(Extracted records)
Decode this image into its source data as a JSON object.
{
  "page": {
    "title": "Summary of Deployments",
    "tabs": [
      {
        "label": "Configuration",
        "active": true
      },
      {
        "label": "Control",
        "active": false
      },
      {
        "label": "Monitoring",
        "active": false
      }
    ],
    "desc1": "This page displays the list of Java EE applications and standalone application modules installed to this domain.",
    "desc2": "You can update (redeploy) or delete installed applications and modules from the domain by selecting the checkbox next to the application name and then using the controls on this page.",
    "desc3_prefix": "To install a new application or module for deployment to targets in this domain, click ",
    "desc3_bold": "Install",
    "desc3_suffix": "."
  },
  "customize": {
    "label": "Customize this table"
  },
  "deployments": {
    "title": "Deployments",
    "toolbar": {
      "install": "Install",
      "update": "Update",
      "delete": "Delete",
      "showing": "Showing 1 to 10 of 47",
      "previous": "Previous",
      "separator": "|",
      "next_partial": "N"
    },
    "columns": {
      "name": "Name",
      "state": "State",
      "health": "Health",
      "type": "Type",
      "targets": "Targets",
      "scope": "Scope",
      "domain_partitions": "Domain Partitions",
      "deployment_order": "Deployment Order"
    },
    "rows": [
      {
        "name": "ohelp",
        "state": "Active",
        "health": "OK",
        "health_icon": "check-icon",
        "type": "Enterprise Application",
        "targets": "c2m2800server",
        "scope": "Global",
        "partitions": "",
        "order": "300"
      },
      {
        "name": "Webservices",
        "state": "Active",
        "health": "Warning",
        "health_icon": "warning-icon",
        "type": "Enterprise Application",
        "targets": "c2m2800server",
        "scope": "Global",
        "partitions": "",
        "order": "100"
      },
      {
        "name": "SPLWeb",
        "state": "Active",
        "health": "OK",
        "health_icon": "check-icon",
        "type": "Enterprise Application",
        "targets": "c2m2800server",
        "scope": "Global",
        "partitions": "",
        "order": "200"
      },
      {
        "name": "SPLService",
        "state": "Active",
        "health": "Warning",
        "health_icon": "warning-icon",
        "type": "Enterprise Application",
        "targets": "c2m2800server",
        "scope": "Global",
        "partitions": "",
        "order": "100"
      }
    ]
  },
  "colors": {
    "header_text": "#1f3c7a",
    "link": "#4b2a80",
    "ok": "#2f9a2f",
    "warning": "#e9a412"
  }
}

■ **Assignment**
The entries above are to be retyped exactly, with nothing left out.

■ **Exercise output**
Decode this image into its source data as a JSON object.
{
  "page": {
    "title": "Summary of Deployments",
    "tabs": [
      {
        "label": "Configuration",
        "active": true
      },
      {
        "label": "Control",
        "active": false
      },
      {
        "label": "Monitoring",
        "active": false
      }
    ],
    "desc1": "This page displays the list of Java EE applications and standalone application modules installed to this domain.",
    "desc2": "You can update (redeploy) or delete installed applications and modules from the domain by selecting the checkbox next to the application name and then using the controls on this page.",
    "desc3_prefix": "To install a new application or module for deployment to targets in this domain, click ",
    "desc3_bold": "Install",
    "desc3_suffix": "."
  },
  "customize": {
    "label": "Customize this table"
  },
  "deployments": {
    "title": "Deployments",
    "toolbar": {
      "install": "Install",
      "update": "Update",
      "delete": "Delete",
      "showing": "Showing 1 to 10 of 47",
      "previous": "Previous",
      "separator": "|",
      "next_partial": "N"
    },
    "columns": {
      "name": "Name",
      "state": "State",
      "health": "Health",
      "type": "Type",
      "targets": "Targets",
      "scope": "Scope",
      "domain_partitions": "Domain Partitions",
      "deployment_order": "Deployment Order"
    },
    "rows": [
      {
        "name": "ohelp",
        "state": "Active",
        "health": "OK",
        "health_icon": "check-icon",
        "type": "Enterprise Application",
        "targets": "c2m2800server",
        "scope": "Global",
        "partitions": "",
        "order": "300"
      },
      {
        "name": "Webservices",
        "state": "Active",
        "health": "Warning",
        "health_icon": "warning-icon",
        "type": "Enterprise Application",
        "targets": "c2m2800server",
        "scope": "Global",
        "partitions": "",
        "order": "100"
      },
      {
        "name": "SPLWeb",
        "state": "Active",
        "health": "OK",
        "health_icon": "check-icon",
        "type": "Enterprise Application",
        "targets": "c2m2800server",
        "scope": "Global",
        "partitions": "",
        "order": "200"
      },
      {
        "name": "SPLService",
        "state": "Active",
        "health": "Warning",
        "health_icon": "warning-icon",
        "type": "Enterprise Application",
        "targets": "c2m2800server",
        "scope": "Global",
        "partitions": "",
        "order": "100"
      }
    ]
  },
  "colors": {
    "header_text": "#1f3c7a",
    "link": "#4b2a80",
    "ok": "#2f9a2f",
    "warning": "#e9a412"
  }
}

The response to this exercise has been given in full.